While others pray, play or protest on the third anniversary of the Sept. 11, 2001 terrorist attacks, Kristen Breitweiser (searchwill be walking the beach with her daughter and her dog.

One of the most outspoken 9/11 widows and one of the four so-called "Jersey Girls" whose dogged activism is credited with helping form the commission that investigated the attacks, Breitweiser plans to spend a low-key Saturday, with the phone turned off.

Breitweiser's 5-year-old daughter, Caroline, is still grappling with what happened that terrible Tuesday morning when her daddy went to work in the World Trade Center (searchand didn't come home.

"She thinks her dad is up on the moon," Breitweiser said. "I tell her when we're outdoors here, he's all around us. That's why it's important to spend that day outside in nature."

So Breitweiser, Caroline, and Sam, their not-yet-totally obedient golden retriever, will probably splash along the shoreline for awhile, and maybe go for a walk in the woods later in the day -- the things her husband, Ronald, would have wanted to do on a nice late-summer Saturday.

Patty Casazza (search), a fellow Jersey Girl, also plans a low-key observance, talking with family and friends on the phone, remembering her husband John's life.

"I still feel the loss; I still feel the anger," she said. "I know my husband is never coming back. He didn't deserve to die. He deserved to live out his life. My son deserved to have his father. It angers me."

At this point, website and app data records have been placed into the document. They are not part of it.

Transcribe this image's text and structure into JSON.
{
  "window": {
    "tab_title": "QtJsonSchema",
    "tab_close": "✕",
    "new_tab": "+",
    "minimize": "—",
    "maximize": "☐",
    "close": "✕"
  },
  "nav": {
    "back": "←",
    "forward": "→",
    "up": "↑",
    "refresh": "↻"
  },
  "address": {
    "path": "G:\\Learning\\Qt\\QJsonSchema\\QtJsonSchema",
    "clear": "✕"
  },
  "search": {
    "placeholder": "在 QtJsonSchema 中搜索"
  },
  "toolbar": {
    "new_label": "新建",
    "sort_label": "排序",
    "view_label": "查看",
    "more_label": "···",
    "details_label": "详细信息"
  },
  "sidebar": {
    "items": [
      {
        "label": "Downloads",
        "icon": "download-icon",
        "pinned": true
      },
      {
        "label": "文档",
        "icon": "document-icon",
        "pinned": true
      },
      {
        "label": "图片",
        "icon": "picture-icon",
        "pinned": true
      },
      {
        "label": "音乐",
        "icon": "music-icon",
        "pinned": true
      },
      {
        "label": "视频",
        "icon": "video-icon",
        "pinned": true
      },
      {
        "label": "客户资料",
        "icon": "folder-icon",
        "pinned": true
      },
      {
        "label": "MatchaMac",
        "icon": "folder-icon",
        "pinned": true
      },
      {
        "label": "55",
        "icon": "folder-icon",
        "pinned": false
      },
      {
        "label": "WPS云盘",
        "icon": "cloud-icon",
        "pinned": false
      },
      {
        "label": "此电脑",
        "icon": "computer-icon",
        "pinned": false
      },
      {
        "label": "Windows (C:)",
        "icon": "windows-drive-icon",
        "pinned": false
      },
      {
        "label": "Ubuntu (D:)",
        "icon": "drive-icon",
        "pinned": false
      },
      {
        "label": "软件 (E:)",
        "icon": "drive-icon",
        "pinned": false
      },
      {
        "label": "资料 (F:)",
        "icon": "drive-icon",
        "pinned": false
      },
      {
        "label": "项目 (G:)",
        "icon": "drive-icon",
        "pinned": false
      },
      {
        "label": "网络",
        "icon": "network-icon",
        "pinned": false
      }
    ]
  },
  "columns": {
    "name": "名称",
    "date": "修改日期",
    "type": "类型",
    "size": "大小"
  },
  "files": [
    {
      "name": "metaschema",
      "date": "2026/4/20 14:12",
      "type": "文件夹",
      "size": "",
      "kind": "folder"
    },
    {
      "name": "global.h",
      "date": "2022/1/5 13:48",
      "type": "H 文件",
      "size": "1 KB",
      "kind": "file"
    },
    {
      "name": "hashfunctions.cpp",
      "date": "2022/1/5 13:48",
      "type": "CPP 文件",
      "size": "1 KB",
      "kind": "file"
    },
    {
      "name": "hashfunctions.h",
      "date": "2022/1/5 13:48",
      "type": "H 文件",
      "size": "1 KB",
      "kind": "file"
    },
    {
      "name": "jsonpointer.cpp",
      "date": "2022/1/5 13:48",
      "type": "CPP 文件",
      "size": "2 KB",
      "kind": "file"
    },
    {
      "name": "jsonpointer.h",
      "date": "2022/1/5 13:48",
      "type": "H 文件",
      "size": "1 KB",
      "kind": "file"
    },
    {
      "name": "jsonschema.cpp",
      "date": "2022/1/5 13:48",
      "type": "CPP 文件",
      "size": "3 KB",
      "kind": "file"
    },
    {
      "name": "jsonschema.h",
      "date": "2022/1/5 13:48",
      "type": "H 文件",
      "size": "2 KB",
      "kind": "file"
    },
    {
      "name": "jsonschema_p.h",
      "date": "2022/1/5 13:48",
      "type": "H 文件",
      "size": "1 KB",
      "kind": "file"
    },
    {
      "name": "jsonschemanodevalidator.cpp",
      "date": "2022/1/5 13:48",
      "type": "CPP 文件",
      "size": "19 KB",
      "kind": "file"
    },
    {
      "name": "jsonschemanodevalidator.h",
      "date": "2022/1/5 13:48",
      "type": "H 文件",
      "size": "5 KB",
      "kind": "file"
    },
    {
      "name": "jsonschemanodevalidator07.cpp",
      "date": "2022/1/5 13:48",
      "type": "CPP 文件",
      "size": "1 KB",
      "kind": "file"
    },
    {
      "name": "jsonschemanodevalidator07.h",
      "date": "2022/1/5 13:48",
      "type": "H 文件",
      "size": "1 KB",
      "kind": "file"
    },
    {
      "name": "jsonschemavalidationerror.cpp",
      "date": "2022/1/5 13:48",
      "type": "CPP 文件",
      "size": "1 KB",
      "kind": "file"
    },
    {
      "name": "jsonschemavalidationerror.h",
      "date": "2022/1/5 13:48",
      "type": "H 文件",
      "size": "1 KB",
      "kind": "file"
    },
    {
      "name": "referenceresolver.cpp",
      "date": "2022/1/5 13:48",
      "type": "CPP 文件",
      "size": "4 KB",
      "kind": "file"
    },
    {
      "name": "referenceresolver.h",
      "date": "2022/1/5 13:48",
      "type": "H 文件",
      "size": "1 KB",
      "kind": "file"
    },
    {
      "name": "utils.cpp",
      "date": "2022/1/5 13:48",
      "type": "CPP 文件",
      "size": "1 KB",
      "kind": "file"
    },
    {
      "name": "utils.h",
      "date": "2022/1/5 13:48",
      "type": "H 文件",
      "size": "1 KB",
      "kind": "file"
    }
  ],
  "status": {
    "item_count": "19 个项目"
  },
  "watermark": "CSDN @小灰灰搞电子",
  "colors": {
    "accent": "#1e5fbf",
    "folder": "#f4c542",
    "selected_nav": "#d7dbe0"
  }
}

Casazza, of Colts Neck, decided against attending any public ceremonies, least of all those planned for Ground Zero where the twin towers once stood.

"The atmosphere in New York is not appropriate for me at this point in time. It's been too politicized, too commercialized," she said. "When things calm down, it might be a more appropriate place to go on the anniversary. I don't feel any comfort from it right now," she said.

But Ground Zero is where one West Deptford woman who lost her son will be. Nancy Brandemarti, whose son Nicky was killed in the towers, is one of three parents chosen to speak at a memorial service there. She will read an untitled poem that she found in a book of memorial tributes and then left near Ground Zero last fall.

She and other family members will then reunite for a private tribute to her son, who perished just a week after being hired as a stock analyst with Keefe, Bruyette & Woods.

Politics is an inseparable component of this year's anniversary, with the presidential election less than two months away and combat raging in Iraq and Afghanistan.

In Princeton, the social action group Progressive Patriots (searchwill hold a dramatic reading re-creating the 9/11 attacks, followed by a protest rally and voter registration drive.

"We are protesting the mishandling of the response to 9/11 by deceiving America into thinking that Iraq was responsible for 9/11, and squandering the worldwide goodwill we had after the attacks," said Bradford Lyon of Hopewell, the group's organizer.

In Paterson, where as many as a half-dozen of the Sept. 11 hijackers lived or spent time shortly before the attacks, a coalition of Muslim groups is planning a voter registration drive. Imams from local mosques will take part in an interfaith observance honoring the victims of the attacks.

Several communities across the state, including Allendale, Closter, Demarest, Englewood, Glen Rock, Paramus, Rutherford, Irvington and North Caldwell, will dedicate or break ground for monuments honoring local residents killed in the attacks.

In Highlands, a group of artists working on the Memoria Project will hold a candlelight vigil at the site of two 13-foot-tall granite sculptures at Veterans Memorial Park.

"We wanted to have a quiet, simple gathering there," said Evan Urbania, executive director of the project, which is still under construction.

A more organized gathering will take place at the Eagle Rock Reservation in West Orange, where a monument was erected on a hilltop that once had a commanding view of the twin towers in the distance.

In Belmar, more than 150 runners will mark the anniversary with a silent run along the coast, carrying flags and flowers to two public memorials, where they will stop to read the names of local residents killed in the attacks.

"It's a small gesture that a running club wants to do for those people," said Bill Koch, president of the Jersey Shore Running Club (search).

Prayer services are scheduled at houses of worship throughout the state, and public remembrances are planned at dozens of parks and municipal buildings.

Gov. James E. McGreevey is scheduled to take part in an interfaith remembrance ceremony at St. Peter's Church in lower Manhattan along with New York's Gov. George Pataki and Mayor Michael Bloomberg. Valerie Webb of Jersey City will light two candles at the service in honor of those killed, including her father, Port Authority Police Officer Nathaniel Webb.

But in many other places, Sept. 11 will be just another Saturday. Ramsey and Lavallette are having their annual fairs, and Ocean Grove is hosting its annual flea market. The Hackensack Riverkeeper group is holding a river cleanup day in Secaucus in the morning and a nature cruise in the afternoon.